“If you take out a loan, you pay it back,” Scott said in a statement.
As for those who've already taken advantages of the taxpayers:
Even before the Covid-19-related public health crisis, when the U.S. economy was enjoying one of its healthiest periods in history, there were still problems plaguing the federal student loan system."You'll get it when I get it."
Only about half of borrowers were in repayment in 2019, according to an estimate by Kantrowitz. Around 25% — or more than 10 million people — were in delinquency or default, and the rest had applied for temporary relief measures for struggling borrowers, including deferments or forbearances.
Good on the majority 6 SCROTUS judges here, but nobody got down to the gist of the matter, Constitutionally. Is a Federal Department of Education Constitutional? No. Is the loaning out of taxpayers' and future taxpayers' money to university students Constitutional? No, it most certainly is not. Is the absence of any that discussion due to that these judges must only base their decisions on the details of this specific case? Hell, maybe one of the opinions does mention the unConstitutionality of the whole shebang. I don't have time to read all that.
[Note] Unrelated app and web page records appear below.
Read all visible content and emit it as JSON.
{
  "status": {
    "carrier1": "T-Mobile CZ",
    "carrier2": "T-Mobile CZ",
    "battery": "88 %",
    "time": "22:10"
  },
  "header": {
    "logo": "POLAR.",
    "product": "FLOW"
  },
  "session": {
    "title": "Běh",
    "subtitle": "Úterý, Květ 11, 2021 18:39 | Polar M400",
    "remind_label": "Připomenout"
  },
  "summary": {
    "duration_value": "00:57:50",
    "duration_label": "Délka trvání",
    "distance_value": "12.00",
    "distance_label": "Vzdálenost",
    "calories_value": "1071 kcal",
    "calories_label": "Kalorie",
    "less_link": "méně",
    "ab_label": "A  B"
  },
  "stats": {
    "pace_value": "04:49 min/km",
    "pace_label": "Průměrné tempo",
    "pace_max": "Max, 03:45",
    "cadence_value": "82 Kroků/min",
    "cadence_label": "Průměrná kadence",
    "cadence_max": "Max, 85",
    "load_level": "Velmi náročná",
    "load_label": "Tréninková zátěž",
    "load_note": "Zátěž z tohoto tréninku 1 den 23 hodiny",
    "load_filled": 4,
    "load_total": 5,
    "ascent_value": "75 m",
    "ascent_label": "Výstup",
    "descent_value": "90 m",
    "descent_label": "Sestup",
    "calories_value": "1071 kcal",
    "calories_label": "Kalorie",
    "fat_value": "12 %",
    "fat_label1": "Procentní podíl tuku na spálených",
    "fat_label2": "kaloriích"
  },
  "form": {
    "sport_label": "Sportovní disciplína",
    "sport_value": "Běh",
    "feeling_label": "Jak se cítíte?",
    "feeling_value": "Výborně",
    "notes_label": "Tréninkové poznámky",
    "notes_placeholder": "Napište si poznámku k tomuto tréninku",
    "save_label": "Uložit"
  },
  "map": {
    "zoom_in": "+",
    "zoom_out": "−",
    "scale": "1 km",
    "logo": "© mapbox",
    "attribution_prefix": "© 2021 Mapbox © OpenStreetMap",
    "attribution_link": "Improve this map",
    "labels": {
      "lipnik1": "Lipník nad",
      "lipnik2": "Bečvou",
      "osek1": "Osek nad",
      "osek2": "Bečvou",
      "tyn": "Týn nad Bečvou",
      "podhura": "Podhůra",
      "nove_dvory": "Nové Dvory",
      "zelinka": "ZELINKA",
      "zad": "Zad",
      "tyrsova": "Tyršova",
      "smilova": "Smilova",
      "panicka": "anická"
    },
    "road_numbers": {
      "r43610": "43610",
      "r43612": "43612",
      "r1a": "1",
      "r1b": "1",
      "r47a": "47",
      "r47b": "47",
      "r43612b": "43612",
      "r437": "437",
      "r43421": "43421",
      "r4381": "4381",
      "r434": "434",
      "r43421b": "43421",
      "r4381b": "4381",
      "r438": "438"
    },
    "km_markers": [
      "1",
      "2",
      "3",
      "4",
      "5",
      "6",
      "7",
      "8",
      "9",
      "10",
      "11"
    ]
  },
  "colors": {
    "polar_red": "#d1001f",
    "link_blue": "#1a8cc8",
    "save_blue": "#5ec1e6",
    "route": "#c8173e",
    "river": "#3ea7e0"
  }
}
If it were in there somewhere, I'd bet on it being in the writings of Clarence Thomas. Clarence, mah man!!
* See also Part 2.